**Task brief**
From the first line to the last, retype the data below exactly.

**Extracted material**
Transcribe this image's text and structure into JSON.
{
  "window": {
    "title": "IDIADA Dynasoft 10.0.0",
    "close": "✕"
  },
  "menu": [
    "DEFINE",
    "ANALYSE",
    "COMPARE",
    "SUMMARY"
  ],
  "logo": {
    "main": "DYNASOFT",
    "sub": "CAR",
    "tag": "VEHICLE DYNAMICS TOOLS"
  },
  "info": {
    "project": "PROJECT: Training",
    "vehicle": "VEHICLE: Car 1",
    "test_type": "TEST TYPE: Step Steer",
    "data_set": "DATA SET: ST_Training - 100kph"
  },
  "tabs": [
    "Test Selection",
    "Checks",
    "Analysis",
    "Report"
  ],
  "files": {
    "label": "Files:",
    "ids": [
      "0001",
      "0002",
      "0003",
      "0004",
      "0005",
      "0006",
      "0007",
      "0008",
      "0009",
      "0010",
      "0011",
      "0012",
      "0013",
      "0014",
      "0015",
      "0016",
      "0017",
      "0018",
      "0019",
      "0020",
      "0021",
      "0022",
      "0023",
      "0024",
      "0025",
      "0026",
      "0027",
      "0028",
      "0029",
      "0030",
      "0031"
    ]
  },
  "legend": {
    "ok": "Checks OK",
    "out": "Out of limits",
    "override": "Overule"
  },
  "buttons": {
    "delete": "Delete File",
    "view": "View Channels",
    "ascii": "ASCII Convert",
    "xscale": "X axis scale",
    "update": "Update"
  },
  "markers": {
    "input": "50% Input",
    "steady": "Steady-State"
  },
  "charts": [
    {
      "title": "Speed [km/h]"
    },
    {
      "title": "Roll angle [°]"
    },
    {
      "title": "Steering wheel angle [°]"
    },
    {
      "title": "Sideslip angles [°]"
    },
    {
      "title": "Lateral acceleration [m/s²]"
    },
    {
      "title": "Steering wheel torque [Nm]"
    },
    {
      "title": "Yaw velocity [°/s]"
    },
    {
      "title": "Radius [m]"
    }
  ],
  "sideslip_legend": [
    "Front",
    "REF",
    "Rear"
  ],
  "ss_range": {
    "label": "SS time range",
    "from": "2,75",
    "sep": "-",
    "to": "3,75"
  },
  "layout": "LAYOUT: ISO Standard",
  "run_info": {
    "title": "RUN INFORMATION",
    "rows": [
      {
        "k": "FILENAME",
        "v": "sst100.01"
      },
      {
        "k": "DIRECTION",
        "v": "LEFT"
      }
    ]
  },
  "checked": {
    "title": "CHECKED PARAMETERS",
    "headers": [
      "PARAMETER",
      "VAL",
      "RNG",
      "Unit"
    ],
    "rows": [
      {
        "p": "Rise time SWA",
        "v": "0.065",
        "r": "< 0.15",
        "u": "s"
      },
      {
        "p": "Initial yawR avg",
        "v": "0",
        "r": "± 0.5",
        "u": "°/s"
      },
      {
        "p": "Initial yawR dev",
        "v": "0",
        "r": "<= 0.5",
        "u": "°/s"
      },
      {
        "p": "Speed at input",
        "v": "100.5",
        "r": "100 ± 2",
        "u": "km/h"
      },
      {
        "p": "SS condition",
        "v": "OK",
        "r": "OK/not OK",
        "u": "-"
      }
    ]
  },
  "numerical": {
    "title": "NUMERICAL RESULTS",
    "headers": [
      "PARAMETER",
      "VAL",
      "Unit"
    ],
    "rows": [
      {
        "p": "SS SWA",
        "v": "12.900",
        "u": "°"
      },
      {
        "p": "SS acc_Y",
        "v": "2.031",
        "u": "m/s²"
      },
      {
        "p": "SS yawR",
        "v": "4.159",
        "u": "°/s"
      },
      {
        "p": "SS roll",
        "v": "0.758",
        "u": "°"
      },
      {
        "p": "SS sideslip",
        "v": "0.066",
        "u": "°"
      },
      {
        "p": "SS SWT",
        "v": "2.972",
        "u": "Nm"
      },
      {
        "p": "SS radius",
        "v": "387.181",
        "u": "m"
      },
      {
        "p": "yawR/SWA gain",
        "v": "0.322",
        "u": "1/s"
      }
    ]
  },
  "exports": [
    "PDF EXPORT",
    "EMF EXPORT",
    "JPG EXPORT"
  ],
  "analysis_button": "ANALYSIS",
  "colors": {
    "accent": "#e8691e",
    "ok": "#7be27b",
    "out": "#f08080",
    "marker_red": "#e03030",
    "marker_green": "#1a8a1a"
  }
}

**Result of this exercise**
Transcribe this image's text and structure into JSON.
{
  "window": {
    "title": "IDIADA Dynasoft 10.0.0",
    "close": "✕"
  },
  "menu": [
    "DEFINE",
    "ANALYSE",
    "COMPARE",
    "SUMMARY"
  ],
  "logo": {
    "main": "DYNASOFT",
    "sub": "CAR",
    "tag": "VEHICLE DYNAMICS TOOLS"
  },
  "info": {
    "project": "PROJECT: Training",
    "vehicle": "VEHICLE: Car 1",
    "test_type": "TEST TYPE: Step Steer",
    "data_set": "DATA SET: ST_Training - 100kph"
  },
  "tabs": [
    "Test Selection",
    "Checks",
    "Analysis",
    "Report"
  ],
  "files": {
    "label": "Files:",
    "ids": [
      "0001",
      "0002",
      "0003",
      "0004",
      "0005",
      "0006",
      "0007",
      "0008",
      "0009",
      "0010",
      "0011",
      "0012",
      "0013",
      "0014",
      "0015",
      "0016",
      "0017",
      "0018",
      "0019",
      "0020",
      "0021",
      "0022",
      "0023",
      "0024",
      "0025",
      "0026",
      "0027",
      "0028",
      "0029",
      "0030",
      "0031"
    ]
  },
  "legend": {
    "ok": "Checks OK",
    "out": "Out of limits",
    "override": "Overule"
  },
  "buttons": {
    "delete": "Delete File",
    "view": "View Channels",
    "ascii": "ASCII Convert",
    "xscale": "X axis scale",
    "update": "Update"
  },
  "markers": {
    "input": "50% Input",
    "steady": "Steady-State"
  },
  "charts": [
    {
      "title": "Speed [km/h]"
    },
    {
      "title": "Roll angle [°]"
    },
    {
      "title": "Steering wheel angle [°]"
    },
    {
      "title": "Sideslip angles [°]"
    },
    {
      "title": "Lateral acceleration [m/s²]"
    },
    {
      "title": "Steering wheel torque [Nm]"
    },
    {
      "title": "Yaw velocity [°/s]"
    },
    {
      "title": "Radius [m]"
    }
  ],
  "sideslip_legend": [
    "Front",
    "REF",
    "Rear"
  ],
  "ss_range": {
    "label": "SS time range",
    "from": "2,75",
    "sep": "-",
    "to": "3,75"
  },
  "layout": "LAYOUT: ISO Standard",
  "run_info": {
    "title": "RUN INFORMATION",
    "rows": [
      {
        "k": "FILENAME",
        "v": "sst100.01"
      },
      {
        "k": "DIRECTION",
        "v": "LEFT"
      }
    ]
  },
  "checked": {
    "title": "CHECKED PARAMETERS",
    "headers": [
      "PARAMETER",
      "VAL",
      "RNG",
      "Unit"
    ],
    "rows": [
      {
        "p": "Rise time SWA",
        "v": "0.065",
        "r": "< 0.15",
        "u": "s"
      },
      {
        "p": "Initial yawR avg",
        "v": "0",
        "r": "± 0.5",
        "u": "°/s"
      },
      {
        "p": "Initial yawR dev",
        "v": "0",
        "r": "<= 0.5",
        "u": "°/s"
      },
      {
        "p": "Speed at input",
        "v": "100.5",
        "r": "100 ± 2",
        "u": "km/h"
      },
      {
        "p": "SS condition",
        "v": "OK",
        "r": "OK/not OK",
        "u": "-"
      }
    ]
  },
  "numerical": {
    "title": "NUMERICAL RESULTS",
    "headers": [
      "PARAMETER",
      "VAL",
      "Unit"
    ],
    "rows": [
      {
        "p": "SS SWA",
        "v": "12.900",
        "u": "°"
      },
      {
        "p": "SS acc_Y",
        "v": "2.031",
        "u": "m/s²"
      },
      {
        "p": "SS yawR",
        "v": "4.159",
        "u": "°/s"
      },
      {
        "p": "SS roll",
        "v": "0.758",
        "u": "°"
      },
      {
        "p": "SS sideslip",
        "v": "0.066",
        "u": "°"
      },
      {
        "p": "SS SWT",
        "v": "2.972",
        "u": "Nm"
      },
      {
        "p": "SS radius",
        "v": "387.181",
        "u": "m"
      },
      {
        "p": "yawR/SWA gain",
        "v": "0.322",
        "u": "1/s"
      }
    ]
  },
  "exports": [
    "PDF EXPORT",
    "EMF EXPORT",
    "JPG EXPORT"
  ],
  "analysis_button": "ANALYSIS",
  "colors": {
    "accent": "#e8691e",
    "ok": "#7be27b",
    "out": "#f08080",
    "marker_red": "#e03030",
    "marker_green": "#1a8a1a"
  }
}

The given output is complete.